▶ _App and web page records_
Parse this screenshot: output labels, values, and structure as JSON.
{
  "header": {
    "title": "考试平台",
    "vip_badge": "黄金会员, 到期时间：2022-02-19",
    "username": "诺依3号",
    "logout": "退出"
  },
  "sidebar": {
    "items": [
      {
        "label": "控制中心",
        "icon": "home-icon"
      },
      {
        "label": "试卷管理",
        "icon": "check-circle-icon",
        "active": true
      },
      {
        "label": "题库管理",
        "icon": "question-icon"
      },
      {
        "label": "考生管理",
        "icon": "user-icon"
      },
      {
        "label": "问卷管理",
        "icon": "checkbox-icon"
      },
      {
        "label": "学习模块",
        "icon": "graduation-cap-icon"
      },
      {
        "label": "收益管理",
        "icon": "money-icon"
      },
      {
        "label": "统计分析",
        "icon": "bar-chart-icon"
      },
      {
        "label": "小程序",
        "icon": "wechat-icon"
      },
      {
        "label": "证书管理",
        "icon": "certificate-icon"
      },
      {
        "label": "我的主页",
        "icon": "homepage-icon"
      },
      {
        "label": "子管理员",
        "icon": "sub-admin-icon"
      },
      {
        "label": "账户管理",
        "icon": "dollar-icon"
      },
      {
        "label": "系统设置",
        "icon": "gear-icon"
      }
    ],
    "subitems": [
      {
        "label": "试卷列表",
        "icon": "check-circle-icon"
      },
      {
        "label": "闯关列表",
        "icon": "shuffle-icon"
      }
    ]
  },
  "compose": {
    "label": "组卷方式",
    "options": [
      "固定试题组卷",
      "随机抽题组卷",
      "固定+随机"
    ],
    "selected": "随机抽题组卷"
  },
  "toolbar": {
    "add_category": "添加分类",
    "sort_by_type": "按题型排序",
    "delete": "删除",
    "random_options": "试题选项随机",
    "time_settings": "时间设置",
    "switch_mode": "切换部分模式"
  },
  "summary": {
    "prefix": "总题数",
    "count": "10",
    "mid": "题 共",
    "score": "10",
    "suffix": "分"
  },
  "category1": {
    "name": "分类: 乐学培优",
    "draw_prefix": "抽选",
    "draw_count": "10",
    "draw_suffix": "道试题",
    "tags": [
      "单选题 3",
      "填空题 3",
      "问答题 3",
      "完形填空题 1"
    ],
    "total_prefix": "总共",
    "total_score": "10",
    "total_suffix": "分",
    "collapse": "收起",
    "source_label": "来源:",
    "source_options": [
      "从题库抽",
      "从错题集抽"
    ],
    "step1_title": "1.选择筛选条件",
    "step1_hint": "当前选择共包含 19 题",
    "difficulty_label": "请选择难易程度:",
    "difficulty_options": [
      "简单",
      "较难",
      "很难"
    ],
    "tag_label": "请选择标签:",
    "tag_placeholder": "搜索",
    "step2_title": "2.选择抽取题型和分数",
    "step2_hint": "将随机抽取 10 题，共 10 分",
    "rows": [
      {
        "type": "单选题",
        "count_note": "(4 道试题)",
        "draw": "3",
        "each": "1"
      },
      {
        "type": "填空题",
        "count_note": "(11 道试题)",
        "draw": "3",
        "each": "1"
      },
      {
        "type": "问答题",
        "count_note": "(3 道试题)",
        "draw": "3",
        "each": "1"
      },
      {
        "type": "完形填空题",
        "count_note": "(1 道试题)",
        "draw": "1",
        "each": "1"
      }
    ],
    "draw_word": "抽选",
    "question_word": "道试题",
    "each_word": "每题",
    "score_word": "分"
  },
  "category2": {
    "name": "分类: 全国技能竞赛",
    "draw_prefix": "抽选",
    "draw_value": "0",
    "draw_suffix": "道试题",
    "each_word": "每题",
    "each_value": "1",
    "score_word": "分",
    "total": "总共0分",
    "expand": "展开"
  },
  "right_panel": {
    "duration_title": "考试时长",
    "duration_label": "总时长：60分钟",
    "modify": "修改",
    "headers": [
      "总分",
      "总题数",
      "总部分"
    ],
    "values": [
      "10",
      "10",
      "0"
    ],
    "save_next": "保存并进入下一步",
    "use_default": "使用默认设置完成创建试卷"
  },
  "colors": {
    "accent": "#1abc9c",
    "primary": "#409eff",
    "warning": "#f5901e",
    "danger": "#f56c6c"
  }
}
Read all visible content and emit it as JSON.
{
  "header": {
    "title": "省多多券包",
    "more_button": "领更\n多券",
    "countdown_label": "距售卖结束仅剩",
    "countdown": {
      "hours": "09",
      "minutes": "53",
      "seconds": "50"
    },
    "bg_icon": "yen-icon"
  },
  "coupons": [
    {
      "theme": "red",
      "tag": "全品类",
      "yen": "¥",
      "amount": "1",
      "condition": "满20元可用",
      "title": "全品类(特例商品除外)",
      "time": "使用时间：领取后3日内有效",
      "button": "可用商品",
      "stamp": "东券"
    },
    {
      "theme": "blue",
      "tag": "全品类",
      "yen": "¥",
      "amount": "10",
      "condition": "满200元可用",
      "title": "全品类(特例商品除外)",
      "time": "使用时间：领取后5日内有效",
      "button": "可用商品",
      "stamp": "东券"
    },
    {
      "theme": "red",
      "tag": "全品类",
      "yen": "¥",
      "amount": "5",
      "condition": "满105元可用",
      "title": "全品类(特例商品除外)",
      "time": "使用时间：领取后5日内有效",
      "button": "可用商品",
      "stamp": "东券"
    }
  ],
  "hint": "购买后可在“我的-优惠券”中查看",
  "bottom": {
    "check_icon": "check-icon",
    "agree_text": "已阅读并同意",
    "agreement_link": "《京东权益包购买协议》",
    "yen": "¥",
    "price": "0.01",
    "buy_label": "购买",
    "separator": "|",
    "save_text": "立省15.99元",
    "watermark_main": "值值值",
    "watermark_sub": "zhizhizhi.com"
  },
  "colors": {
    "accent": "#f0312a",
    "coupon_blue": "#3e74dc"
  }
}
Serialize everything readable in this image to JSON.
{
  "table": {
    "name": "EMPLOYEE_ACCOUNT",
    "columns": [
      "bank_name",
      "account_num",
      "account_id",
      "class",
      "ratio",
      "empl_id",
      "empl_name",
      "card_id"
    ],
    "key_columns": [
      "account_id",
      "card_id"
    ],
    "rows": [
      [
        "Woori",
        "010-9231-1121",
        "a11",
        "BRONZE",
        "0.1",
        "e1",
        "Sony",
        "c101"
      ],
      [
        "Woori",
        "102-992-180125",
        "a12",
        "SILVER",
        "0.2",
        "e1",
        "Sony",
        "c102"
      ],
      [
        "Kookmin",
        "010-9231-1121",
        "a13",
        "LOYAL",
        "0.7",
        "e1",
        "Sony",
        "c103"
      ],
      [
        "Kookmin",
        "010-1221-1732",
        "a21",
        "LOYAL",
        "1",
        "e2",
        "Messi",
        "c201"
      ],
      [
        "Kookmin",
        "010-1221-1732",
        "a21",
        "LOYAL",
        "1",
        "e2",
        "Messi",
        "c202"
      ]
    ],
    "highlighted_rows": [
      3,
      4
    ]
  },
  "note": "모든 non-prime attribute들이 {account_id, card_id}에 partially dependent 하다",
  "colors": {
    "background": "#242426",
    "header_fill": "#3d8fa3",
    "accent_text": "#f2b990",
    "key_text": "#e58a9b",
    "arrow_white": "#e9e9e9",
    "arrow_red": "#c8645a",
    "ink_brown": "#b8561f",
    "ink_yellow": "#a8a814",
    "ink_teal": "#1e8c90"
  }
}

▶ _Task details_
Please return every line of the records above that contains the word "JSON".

▶ _Task solution_
Parse this screenshot: output labels, values, and structure as JSON.
Read all visible content and emit it as JSON.
Serialize everything readable in this image to JSON.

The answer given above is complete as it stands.